▶ [THE TASK]: Set down all of the records exactly, leaving none out.

***** DATA TO PROCESS *****

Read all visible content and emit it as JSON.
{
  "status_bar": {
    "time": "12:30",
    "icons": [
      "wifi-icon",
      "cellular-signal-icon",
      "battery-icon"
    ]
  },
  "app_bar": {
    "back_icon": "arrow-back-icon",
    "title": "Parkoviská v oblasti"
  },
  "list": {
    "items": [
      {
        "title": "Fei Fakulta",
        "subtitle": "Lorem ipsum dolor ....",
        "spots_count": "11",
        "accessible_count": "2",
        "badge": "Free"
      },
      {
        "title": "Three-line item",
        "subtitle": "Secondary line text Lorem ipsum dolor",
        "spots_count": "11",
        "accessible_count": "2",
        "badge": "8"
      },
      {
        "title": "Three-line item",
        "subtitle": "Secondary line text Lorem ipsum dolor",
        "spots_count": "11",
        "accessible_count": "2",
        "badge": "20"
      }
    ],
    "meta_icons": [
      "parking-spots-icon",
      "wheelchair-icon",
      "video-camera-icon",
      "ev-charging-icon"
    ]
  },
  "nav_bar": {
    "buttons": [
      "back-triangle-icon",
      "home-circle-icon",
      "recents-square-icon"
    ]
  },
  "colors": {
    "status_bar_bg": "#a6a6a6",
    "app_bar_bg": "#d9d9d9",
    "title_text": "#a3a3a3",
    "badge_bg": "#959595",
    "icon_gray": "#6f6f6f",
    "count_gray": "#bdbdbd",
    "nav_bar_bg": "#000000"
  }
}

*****

▶ [PROBLEM SOLUTION]:
Read all visible content and emit it as JSON.
{
  "status_bar": {
    "time": "12:30",
    "icons": [
      "wifi-icon",
      "cellular-signal-icon",
      "battery-icon"
    ]
  },
  "app_bar": {
    "back_icon": "arrow-back-icon",
    "title": "Parkoviská v oblasti"
  },
  "list": {
    "items": [
      {
        "title": "Fei Fakulta",
        "subtitle": "Lorem ipsum dolor ....",
        "spots_count": "11",
        "accessible_count": "2",
        "badge": "Free"
      },
      {
        "title": "Three-line item",
        "subtitle": "Secondary line text Lorem ipsum dolor",
        "spots_count": "11",
        "accessible_count": "2",
        "badge": "8"
      },
      {
        "title": "Three-line item",
        "subtitle": "Secondary line text Lorem ipsum dolor",
        "spots_count": "11",
        "accessible_count": "2",
        "badge": "20"
      }
    ],
    "meta_icons": [
      "parking-spots-icon",
      "wheelchair-icon",
      "video-camera-icon",
      "ev-charging-icon"
    ]
  },
  "nav_bar": {
    "buttons": [
      "back-triangle-icon",
      "home-circle-icon",
      "recents-square-icon"
    ]
  },
  "colors": {
    "status_bar_bg": "#a6a6a6",
    "app_bar_bg": "#d9d9d9",
    "title_text": "#a3a3a3",
    "badge_bg": "#959595",
    "icon_gray": "#6f6f6f",
    "count_gray": "#bdbdbd",
    "nav_bar_bg": "#000000"
  }
}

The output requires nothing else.